→ TO DO:
Each line that has the string "Shopping" must be copied from the records below.

(Element data from apps and pages)

──────────────────────────────

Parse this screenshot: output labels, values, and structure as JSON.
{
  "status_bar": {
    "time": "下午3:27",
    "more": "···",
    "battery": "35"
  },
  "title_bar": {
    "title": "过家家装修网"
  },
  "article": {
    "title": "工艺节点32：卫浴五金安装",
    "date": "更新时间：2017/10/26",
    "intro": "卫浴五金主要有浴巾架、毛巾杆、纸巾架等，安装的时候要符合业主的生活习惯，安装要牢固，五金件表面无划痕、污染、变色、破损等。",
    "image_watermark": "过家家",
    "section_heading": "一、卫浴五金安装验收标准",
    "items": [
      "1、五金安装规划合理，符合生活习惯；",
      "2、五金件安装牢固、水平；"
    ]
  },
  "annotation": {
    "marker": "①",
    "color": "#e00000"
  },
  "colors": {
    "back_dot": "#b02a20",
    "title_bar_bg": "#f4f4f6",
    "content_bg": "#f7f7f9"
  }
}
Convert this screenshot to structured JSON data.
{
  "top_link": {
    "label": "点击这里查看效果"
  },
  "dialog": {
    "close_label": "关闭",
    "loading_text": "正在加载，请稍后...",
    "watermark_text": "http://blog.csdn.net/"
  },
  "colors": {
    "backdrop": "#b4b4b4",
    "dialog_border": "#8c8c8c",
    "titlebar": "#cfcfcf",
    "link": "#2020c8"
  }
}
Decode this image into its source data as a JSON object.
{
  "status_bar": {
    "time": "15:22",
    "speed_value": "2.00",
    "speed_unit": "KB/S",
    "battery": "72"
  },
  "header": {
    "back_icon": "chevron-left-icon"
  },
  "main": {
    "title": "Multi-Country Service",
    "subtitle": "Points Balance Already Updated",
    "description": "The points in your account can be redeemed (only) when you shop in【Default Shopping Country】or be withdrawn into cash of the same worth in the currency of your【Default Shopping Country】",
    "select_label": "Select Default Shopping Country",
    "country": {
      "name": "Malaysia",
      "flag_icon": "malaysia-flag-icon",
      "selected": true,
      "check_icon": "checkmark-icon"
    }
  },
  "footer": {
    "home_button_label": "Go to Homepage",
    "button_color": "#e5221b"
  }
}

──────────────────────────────

→ EXERCISE OUTPUT:
    "description": "The points in your account can be redeemed (only) when you shop in【Default Shopping Country】or be withdrawn into cash of the same worth in the currency of your【Default Shopping Country】",
    "select_label": "Select Default Shopping Country",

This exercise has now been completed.